Picture this:  A criminal defendant is indicted for three counts related to the possession of methamphetamine, and federal prosecutors obtain a warrant for the defendant’s iPhone.  But the iPhone is passcode protected, and the prosecutors can’t break the code.  During their investigation, the prosecutors learn that someone has sent a command to the target phone that will cause the iPhone’s contents to be erased if the device is connected to a network and powered on.  The prosecutors approach Apple and request that Apple unlock the iPhone so that they can execute their warrant.  Must Apple comply with this request?

This is the scenario that Magistrate Judge Orenstein recently confronted in In re Order Requiring Apple Inc. to Assist in the Execution of a Search Warrant Issued by the Court, 15-MC-1902 (JO) (E.D.N.Y.).  Federal prosecutors had requested an order pursuant to the All Writs Act, 28 U.S.C. § 1651, directing Apple to assist in unlocking the iPhone.  In an Order dated October 9, 2015, Judge Orenstein sua sponte asked for briefing on this issue based on his belief that the authorities relied upon did not support the award of such an order.

In its brief, Apple said it would be technologically impossible for it to comply with the prosecutors’ request for approximately 90% of its devices—iPhones that were running iOS 8 or higher.  While Apple could unlock the defendant’s device because it was running iOS 7, Apple claimed that compelling it to unlock a user’s iPhone would tarnish Apple’s brand.

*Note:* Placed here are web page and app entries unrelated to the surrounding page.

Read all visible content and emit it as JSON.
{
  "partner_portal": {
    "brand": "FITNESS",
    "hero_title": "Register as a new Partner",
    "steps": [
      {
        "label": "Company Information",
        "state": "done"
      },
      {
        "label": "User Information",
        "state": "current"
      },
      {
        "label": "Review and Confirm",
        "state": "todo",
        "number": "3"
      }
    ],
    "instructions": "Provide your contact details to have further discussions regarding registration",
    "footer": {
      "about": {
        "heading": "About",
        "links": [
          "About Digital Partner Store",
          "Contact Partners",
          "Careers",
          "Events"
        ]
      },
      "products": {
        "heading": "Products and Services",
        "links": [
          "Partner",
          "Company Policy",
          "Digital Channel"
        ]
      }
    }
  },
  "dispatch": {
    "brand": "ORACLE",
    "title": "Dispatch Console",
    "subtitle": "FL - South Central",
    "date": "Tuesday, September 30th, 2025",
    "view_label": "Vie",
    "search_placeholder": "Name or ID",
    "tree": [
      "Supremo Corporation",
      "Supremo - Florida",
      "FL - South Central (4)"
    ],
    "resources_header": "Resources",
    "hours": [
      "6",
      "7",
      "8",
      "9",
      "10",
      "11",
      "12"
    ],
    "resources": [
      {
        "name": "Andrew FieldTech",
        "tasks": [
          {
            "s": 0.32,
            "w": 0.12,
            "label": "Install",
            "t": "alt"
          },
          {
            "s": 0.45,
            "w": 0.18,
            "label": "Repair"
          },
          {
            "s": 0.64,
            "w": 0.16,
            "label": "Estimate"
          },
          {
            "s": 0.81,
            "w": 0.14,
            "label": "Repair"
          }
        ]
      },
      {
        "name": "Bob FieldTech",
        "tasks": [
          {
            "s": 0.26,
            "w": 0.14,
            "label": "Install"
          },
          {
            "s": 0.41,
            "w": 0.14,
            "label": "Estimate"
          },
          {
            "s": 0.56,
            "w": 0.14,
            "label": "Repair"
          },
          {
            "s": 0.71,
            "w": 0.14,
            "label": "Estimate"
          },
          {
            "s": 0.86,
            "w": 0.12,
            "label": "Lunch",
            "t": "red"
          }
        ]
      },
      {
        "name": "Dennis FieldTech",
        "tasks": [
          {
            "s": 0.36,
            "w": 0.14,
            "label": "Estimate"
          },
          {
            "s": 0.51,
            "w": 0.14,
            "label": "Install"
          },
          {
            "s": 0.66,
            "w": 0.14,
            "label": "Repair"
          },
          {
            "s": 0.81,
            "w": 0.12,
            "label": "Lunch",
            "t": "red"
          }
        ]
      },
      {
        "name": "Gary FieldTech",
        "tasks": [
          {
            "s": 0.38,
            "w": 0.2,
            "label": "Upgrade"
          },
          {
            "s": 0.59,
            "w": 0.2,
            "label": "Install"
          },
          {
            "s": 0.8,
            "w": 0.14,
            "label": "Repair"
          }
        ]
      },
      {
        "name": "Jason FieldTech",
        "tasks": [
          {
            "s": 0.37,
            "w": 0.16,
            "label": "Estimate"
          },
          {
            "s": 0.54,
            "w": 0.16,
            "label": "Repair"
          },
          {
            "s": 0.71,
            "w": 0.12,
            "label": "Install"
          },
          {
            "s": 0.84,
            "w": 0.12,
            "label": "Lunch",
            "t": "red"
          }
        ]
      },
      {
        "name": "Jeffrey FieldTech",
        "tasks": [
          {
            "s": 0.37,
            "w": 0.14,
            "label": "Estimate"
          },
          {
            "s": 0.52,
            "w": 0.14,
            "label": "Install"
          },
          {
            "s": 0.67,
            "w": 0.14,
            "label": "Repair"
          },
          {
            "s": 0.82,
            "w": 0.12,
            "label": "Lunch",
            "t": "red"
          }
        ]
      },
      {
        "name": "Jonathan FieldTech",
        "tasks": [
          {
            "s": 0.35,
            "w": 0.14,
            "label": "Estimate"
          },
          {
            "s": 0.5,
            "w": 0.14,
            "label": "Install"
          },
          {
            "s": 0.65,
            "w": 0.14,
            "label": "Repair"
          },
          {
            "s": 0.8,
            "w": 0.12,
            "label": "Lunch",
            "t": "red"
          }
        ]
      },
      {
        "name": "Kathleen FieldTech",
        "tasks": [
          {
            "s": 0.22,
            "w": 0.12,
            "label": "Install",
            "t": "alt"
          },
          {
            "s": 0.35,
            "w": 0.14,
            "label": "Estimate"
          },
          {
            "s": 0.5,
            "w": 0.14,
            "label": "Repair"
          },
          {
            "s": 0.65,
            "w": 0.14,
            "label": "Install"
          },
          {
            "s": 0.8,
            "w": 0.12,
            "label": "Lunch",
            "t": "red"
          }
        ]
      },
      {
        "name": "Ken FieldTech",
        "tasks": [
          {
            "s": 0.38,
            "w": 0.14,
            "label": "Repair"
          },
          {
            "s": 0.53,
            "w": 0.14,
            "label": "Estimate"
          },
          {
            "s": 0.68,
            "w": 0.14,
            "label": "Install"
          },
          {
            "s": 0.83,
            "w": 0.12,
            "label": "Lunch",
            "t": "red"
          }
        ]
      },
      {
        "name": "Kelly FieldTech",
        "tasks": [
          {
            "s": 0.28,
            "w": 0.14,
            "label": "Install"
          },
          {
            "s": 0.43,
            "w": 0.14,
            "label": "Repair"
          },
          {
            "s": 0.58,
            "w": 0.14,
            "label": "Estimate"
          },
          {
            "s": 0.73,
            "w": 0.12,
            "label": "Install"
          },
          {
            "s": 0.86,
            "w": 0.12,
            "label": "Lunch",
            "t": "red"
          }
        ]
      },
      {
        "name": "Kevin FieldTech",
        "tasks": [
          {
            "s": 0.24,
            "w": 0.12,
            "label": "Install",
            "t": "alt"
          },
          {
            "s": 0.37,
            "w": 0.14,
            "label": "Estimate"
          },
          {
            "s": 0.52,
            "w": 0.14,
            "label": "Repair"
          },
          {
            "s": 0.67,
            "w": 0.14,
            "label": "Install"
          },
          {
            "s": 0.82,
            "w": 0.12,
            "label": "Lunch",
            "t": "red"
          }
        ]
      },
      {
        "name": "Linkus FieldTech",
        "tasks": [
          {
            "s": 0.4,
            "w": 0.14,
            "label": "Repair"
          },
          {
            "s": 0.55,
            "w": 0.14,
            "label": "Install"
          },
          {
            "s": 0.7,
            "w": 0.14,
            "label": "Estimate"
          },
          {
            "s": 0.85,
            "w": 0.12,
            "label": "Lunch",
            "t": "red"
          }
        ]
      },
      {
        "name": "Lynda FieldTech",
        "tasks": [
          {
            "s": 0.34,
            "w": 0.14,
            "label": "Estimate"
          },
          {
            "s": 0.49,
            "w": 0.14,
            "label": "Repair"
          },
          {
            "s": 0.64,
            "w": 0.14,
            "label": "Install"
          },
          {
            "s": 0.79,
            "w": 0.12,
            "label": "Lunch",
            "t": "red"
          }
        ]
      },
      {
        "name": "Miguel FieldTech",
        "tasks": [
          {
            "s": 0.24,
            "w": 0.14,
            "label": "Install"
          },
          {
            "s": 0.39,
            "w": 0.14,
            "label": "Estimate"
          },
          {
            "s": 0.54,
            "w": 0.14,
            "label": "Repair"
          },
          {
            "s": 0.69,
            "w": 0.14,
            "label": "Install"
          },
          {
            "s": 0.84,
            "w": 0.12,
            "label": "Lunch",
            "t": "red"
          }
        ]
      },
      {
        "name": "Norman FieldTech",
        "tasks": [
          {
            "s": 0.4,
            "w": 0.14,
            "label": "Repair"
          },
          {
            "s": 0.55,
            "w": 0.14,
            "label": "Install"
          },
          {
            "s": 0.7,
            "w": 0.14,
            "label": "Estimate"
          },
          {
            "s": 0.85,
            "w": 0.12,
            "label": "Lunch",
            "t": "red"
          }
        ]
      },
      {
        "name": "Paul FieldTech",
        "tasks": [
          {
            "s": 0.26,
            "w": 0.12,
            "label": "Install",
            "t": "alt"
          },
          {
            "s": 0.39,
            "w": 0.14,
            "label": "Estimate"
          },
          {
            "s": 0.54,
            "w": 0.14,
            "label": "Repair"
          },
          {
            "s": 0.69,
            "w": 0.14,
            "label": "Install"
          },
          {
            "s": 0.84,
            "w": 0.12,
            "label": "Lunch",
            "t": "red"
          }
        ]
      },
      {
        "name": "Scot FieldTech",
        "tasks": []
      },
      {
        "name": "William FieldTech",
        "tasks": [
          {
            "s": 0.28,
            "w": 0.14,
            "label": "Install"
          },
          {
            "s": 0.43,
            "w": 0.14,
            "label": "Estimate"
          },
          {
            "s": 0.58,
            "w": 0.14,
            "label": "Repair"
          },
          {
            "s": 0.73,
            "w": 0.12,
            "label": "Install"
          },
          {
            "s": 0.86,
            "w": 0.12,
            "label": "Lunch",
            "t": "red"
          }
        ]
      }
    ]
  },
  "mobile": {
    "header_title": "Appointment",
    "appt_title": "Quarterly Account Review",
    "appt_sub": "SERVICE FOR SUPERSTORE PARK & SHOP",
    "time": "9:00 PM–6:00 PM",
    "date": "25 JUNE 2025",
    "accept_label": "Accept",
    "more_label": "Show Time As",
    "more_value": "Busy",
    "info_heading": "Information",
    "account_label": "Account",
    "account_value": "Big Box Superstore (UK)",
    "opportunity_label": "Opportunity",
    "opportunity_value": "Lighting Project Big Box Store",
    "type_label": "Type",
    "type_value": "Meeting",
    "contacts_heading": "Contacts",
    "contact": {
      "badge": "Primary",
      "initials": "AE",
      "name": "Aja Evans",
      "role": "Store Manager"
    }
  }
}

The prosecutors fired back at Apple, claiming that Apple routinely complied with these requests.  Apple had issued publicly available Legal Resource Guidelines, which stated that Apple could extract data from certain iPhones upon receipt of a valid search warrant.  In fact, Apple had suggested the language that was included in the proposed order that had been submitted to the Court.  The prosecutors also cited to four federal court decisions in which courts had issued orders compelling Apple to unlock iPhones.

In a supplemental brief, Apple acknowledged that it had previously complied with similar data extraction requests, but noted that it had only done so through an ex parte process into which Apple had no visibility.  Now that the Court had requested briefing on this issue, Apple claimed that the All Writs Act did not support an award of the relief that was requested.  Apple’s arguments largely hinged on its assertion that it did not control or possess the device.  Therefore, the prosecutors were essentially requesting that Apple be compelled to provide free forensic services.

So what did the Court decide?  It hasn’t yet.  After a hearing and even more briefing, the Court issued an October 30 Order in which it asked the prosecutors to explain why their request was not rendered moot given that the defendant had pleaded guilty.  The prosecutors’ letter brief argued that understanding the iPhone’s contents was necessary to further their ongoing investigation of the underlying conspiracy.  So we wait to see if this issue is ultimately disposed of on procedural grounds.

At the same time the prosecutors’ request was playing out before Magistrate Judge Orenstein, the Obama administration announced, that it was halting its year-long campaign for legislation that would compel technology companies and smartphone manufacturers to provide the government with “back door” access to their devices.  Such legislation would have required companies like Apple to modify their operating systems and devices to allow the government access to users’ encrypted data.  The administration’s retreat from pushing a legislative fix means that access battles will continue to be fought in the courts.